WHAT TO DO:
Going line by line through the listing below, count those with the string "this" and answer with the number alone.

"""

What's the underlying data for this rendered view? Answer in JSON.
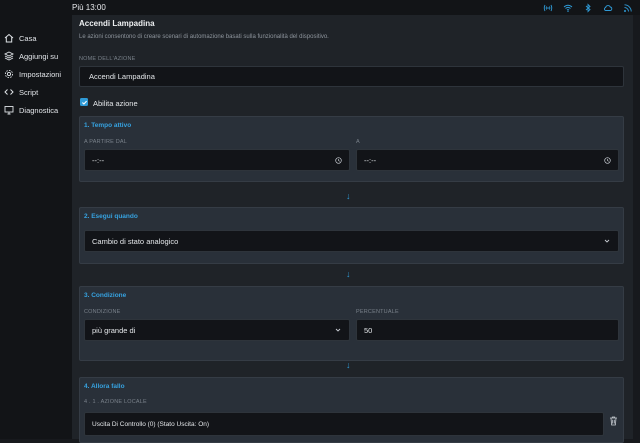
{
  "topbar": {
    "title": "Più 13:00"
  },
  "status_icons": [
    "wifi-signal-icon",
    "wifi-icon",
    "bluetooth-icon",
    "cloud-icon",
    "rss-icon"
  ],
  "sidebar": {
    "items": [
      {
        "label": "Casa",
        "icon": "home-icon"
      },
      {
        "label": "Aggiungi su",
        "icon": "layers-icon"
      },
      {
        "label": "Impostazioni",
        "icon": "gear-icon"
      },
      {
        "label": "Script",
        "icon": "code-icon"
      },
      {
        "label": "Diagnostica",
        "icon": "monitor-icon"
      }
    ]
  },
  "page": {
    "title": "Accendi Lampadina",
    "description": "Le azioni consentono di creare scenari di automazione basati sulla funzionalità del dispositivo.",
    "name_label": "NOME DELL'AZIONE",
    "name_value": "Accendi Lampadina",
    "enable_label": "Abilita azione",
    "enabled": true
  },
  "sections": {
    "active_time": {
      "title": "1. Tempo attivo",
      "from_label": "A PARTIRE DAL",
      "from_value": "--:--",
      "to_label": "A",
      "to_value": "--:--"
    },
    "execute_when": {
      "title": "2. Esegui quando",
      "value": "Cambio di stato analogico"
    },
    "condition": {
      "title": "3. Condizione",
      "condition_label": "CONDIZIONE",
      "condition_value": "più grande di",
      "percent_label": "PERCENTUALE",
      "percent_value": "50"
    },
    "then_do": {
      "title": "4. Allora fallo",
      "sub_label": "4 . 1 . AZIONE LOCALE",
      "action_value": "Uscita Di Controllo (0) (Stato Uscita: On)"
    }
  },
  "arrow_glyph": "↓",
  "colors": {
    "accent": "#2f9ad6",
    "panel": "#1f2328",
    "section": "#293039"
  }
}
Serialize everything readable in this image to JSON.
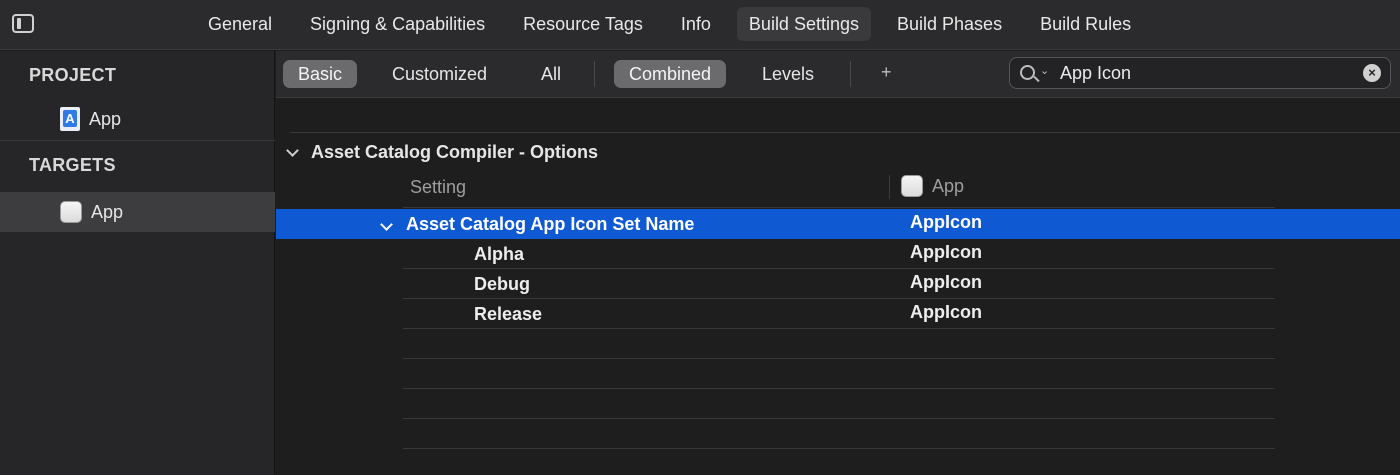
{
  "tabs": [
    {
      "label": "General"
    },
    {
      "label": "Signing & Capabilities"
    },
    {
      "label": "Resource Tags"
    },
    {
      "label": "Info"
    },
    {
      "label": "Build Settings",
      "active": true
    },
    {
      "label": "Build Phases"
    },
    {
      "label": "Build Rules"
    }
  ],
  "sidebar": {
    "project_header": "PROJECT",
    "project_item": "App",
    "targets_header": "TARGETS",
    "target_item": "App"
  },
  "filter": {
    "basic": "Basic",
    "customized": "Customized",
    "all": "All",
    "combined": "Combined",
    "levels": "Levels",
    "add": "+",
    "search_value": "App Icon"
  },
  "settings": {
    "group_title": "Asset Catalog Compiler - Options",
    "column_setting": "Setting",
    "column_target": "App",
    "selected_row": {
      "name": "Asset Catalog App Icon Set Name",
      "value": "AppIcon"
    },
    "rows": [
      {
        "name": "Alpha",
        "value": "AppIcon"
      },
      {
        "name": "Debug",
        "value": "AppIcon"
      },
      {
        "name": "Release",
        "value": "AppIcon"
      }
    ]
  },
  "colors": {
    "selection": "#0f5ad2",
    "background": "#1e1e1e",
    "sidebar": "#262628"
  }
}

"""
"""

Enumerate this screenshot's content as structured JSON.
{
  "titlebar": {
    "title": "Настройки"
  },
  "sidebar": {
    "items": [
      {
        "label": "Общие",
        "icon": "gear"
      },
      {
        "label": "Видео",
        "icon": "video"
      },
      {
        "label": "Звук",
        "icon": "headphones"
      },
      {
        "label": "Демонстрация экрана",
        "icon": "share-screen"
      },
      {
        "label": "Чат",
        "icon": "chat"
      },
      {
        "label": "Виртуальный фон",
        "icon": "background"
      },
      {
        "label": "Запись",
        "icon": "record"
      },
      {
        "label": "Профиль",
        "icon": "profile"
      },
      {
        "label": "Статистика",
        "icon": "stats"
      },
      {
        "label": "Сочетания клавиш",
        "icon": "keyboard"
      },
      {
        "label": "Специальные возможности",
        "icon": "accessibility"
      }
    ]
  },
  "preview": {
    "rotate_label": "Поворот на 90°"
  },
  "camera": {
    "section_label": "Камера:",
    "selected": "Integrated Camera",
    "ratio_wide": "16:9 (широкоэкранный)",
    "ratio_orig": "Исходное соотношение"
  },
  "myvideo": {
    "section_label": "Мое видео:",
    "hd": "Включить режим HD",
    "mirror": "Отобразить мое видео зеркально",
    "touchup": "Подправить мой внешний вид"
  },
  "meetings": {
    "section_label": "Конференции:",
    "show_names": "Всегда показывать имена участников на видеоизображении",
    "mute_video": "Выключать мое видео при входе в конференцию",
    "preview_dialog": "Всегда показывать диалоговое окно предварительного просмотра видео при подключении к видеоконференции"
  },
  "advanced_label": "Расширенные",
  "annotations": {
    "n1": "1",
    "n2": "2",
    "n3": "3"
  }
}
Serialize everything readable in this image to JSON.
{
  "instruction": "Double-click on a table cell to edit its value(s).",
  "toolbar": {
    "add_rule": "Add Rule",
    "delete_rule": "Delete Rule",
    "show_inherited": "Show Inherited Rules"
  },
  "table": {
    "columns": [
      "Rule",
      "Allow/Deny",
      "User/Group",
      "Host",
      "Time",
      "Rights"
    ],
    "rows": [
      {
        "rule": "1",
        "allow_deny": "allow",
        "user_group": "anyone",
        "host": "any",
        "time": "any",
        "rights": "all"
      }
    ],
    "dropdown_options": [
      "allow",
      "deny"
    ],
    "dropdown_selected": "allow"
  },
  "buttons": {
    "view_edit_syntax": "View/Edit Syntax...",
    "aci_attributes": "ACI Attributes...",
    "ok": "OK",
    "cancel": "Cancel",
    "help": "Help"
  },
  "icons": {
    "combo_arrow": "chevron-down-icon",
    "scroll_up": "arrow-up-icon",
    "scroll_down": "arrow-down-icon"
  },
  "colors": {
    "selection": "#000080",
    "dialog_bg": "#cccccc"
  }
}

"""

SOLUTION:
4